Planning is in the final stages for a federally funded $3 million runway project at Wiscasset Municipal Airport. The project will go out to bid by early April. David Nadeau, senior associate of Stantec, briefed airport advisory committee members on the project Wednesday, March 24 in the airport’s administration building at 96 Chewonki Neck Road.
Nadeau provided a set of project plans that await final approval from the Federal Aviation Administration. The FAA requires the project be bid out before the grant process proceeds. Work would begin sometime this summer and take an estimated 49 days. “Until the FAA issues the grant, we don’t know when we can start work. Typically, they do this in mid-July,” said Nadeau.
The work includes recycling the current runway pavement and adding a new layer of asphalt to it. Aircraft taxi-ways will be widened to comply with FAA recommendations. Runway lighting will be replaced with LED fixtures; new signage and striping are also planned along with drainage improvements. Nadeau recommended the committee consider adding a protective surface sealant to the runway after the work is completed.
The project will result in about a two-month closure of the airport in the height of summer. Committee member Ervin Deck said the runway work was long overdue, having been put off for years.
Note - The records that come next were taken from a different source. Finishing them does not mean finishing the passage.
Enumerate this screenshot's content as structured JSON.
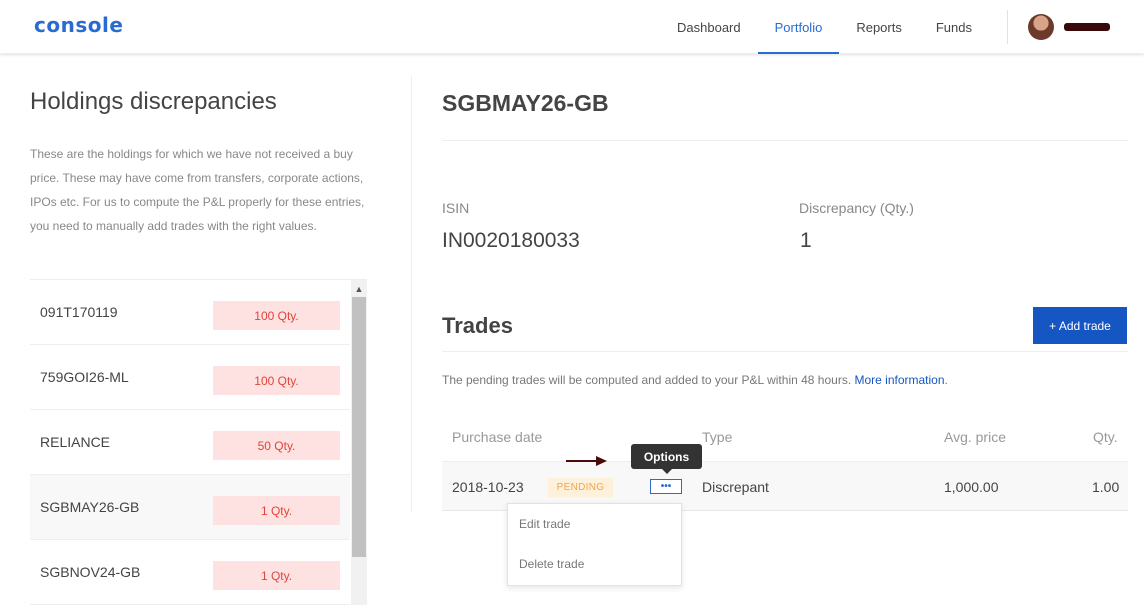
{
  "header": {
    "logo": "console",
    "nav": [
      "Dashboard",
      "Portfolio",
      "Reports",
      "Funds"
    ],
    "active_nav": "Portfolio"
  },
  "left": {
    "title": "Holdings discrepancies",
    "description": "These are the holdings for which we have not received a buy price. These may have come from transfers, corporate actions, IPOs etc. For us to compute the P&L properly for these entries, you need to manually add trades with the right values.",
    "holdings": [
      {
        "name": "091T170119",
        "qty": "100 Qty."
      },
      {
        "name": "759GOI26-ML",
        "qty": "100 Qty."
      },
      {
        "name": "RELIANCE",
        "qty": "50 Qty."
      },
      {
        "name": "SGBMAY26-GB",
        "qty": "1 Qty.",
        "selected": true
      },
      {
        "name": "SGBNOV24-GB",
        "qty": "1 Qty."
      }
    ]
  },
  "detail": {
    "symbol": "SGBMAY26-GB",
    "isin_label": "ISIN",
    "isin_value": "IN0020180033",
    "discrepancy_label": "Discrepancy (Qty.)",
    "discrepancy_value": "1",
    "trades_title": "Trades",
    "add_trade_label": "+ Add trade",
    "pending_note": "The pending trades will be computed and added to your P&L within 48 hours. ",
    "more_info_label": "More information",
    "more_info_suffix": ".",
    "columns": {
      "purchase_date": "Purchase date",
      "type": "Type",
      "avg_price": "Avg. price",
      "qty": "Qty."
    },
    "trade": {
      "date": "2018-10-23",
      "status": "PENDING",
      "options_glyph": "•••",
      "type": "Discrepant",
      "avg_price": "1,000.00",
      "qty": "1.00"
    },
    "tooltip": "Options",
    "menu": [
      "Edit trade",
      "Delete trade"
    ]
  },
  "colors": {
    "brand_blue": "#1556c3",
    "qty_badge_bg": "#fee2e2",
    "qty_badge_text": "#e0453a",
    "pending_bg": "#fdf1dc",
    "pending_text": "#f0a64a"
  }
}
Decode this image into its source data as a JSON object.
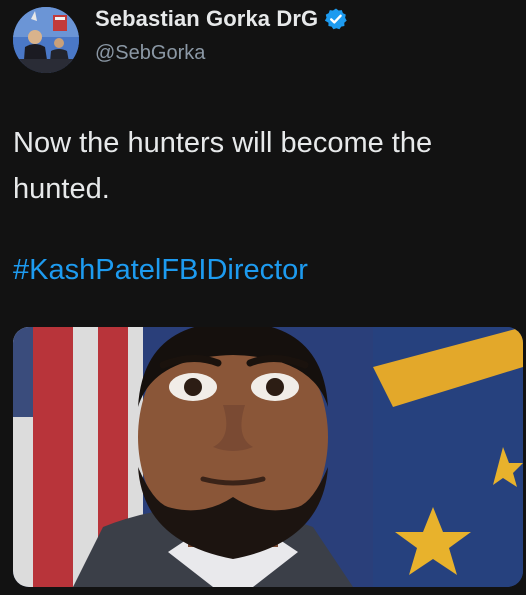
{
  "author": {
    "display_name": "Sebastian Gorka DrG",
    "handle": "@SebGorka",
    "avatar_icon": "profile-photo-avatar",
    "verified_icon": "verified-badge-icon",
    "verified_color": "#1d9bf0"
  },
  "tweet": {
    "text": "Now the hunters will become the hunted.",
    "hashtag": "#KashPatelFBIDirector"
  },
  "media": {
    "icon": "photo-portrait-with-flags"
  },
  "colors": {
    "background": "#121212",
    "text": "#e7e9ea",
    "secondary_text": "#8b98a5",
    "link": "#1d9bf0"
  }
}
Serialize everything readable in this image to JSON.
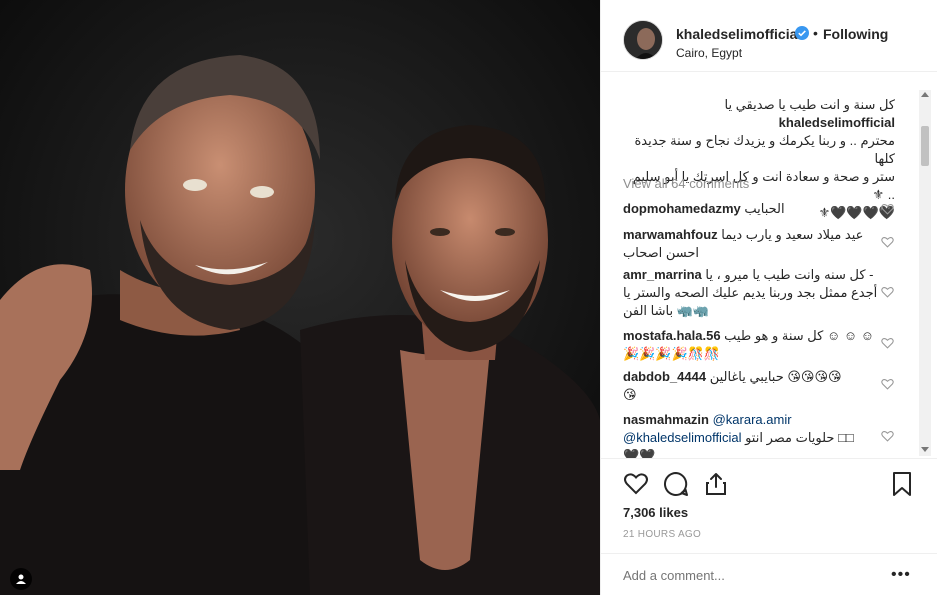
{
  "header": {
    "username": "khaledselimofficial",
    "dot": "•",
    "follow_status": "Following",
    "location": "Cairo, Egypt"
  },
  "caption": {
    "username": "khaledselimofficial",
    "text_line1": "كل سنة و انت طيب يا صديقي يا",
    "text_line2": "محترم .. و ربنا يكرمك و يزيدك نجاح و سنة جديدة كلها",
    "text_line3": "ستر و صحة و سعادة انت و كل اسرتك يا أبو سليم .. ⚜",
    "text_line4": "🖤🖤🖤🖤⚜"
  },
  "view_all": "View all 64 comments",
  "comments": [
    {
      "user": "dopmohamedazmy",
      "lines": [
        "الحبايب"
      ]
    },
    {
      "user": "marwamahfouz",
      "lines": [
        "عيد ميلاد سعيد و يارب ديما",
        "احسن اصحاب"
      ]
    },
    {
      "user": "amr_marrina",
      "lines": [
        "كل سنه وانت طيب يا ميرو ، يا -",
        "أجدع ممثل بجد وربنا يديم عليك الصحه والستر يا",
        "باشا الفن 🦏🦏"
      ]
    },
    {
      "user": "mostafa.hala.56",
      "lines": [
        "كل سنة و هو طيب ☺ ☺ ☺",
        "🎉🎉🎉🎉🎊🎊"
      ]
    },
    {
      "user": "dabdob_4444",
      "lines": [
        "حبايبي ياغالين 😘😘😘😘",
        "😘"
      ]
    },
    {
      "user": "nasmahmazin",
      "mention1": "@karara.amir",
      "mention2": "@khaledselimofficial",
      "lines": [
        "حلويات مصر انتو □□",
        "🖤🖤"
      ]
    }
  ],
  "likes": "7,306 likes",
  "time": "21 HOURS AGO",
  "add_comment_placeholder": "Add a comment...",
  "more_label": "•••",
  "icons": {
    "heart": "heart-icon",
    "comment": "comment-icon",
    "share": "share-icon",
    "bookmark": "bookmark-icon",
    "verified": "verified-badge-icon",
    "tag": "user-tag-icon"
  },
  "colors": {
    "verified_blue": "#3897f0",
    "muted": "#8e8e8e",
    "text": "#262626"
  }
}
With federal stimulus dollars flowing into Maine, now was certainly the time to do the project, he told Wiscasset Newspaper.
Town Manager Dennis Simmons told the committee the select board would be adding a warrant article allowing for the lease of airport property for the planned Cenergy solar project.
Simmons said the project needed voter approval before selectmen could finalize it. He noted at the select board’s request Cenergy agreed to put up a decommission fee. If the project goes forward, Cenergy, of Carlsbad, California, would lease the land for $53,000 a year, the monies to be used to offset costs of the airport. The firm is proposing similar projects in Waterville and Augusta, said Simmons.
Airport Manager Rick Tetrev said February had been a busy month with test borings and a survey of the runway. The borings were needed to determine the depth of the excavation needed, he wrote in his monthly report. “They came at 6 in the morning and finished at sundown,” he wrote.
The airport office will remain open by appointment through April. The airport has been open to air traffic and self-service fuel throughout the COVID-19 pandemic.
The committee re-elected Steve Williams chairman. The other members are Deck, Pam Brackett and Ray Soule.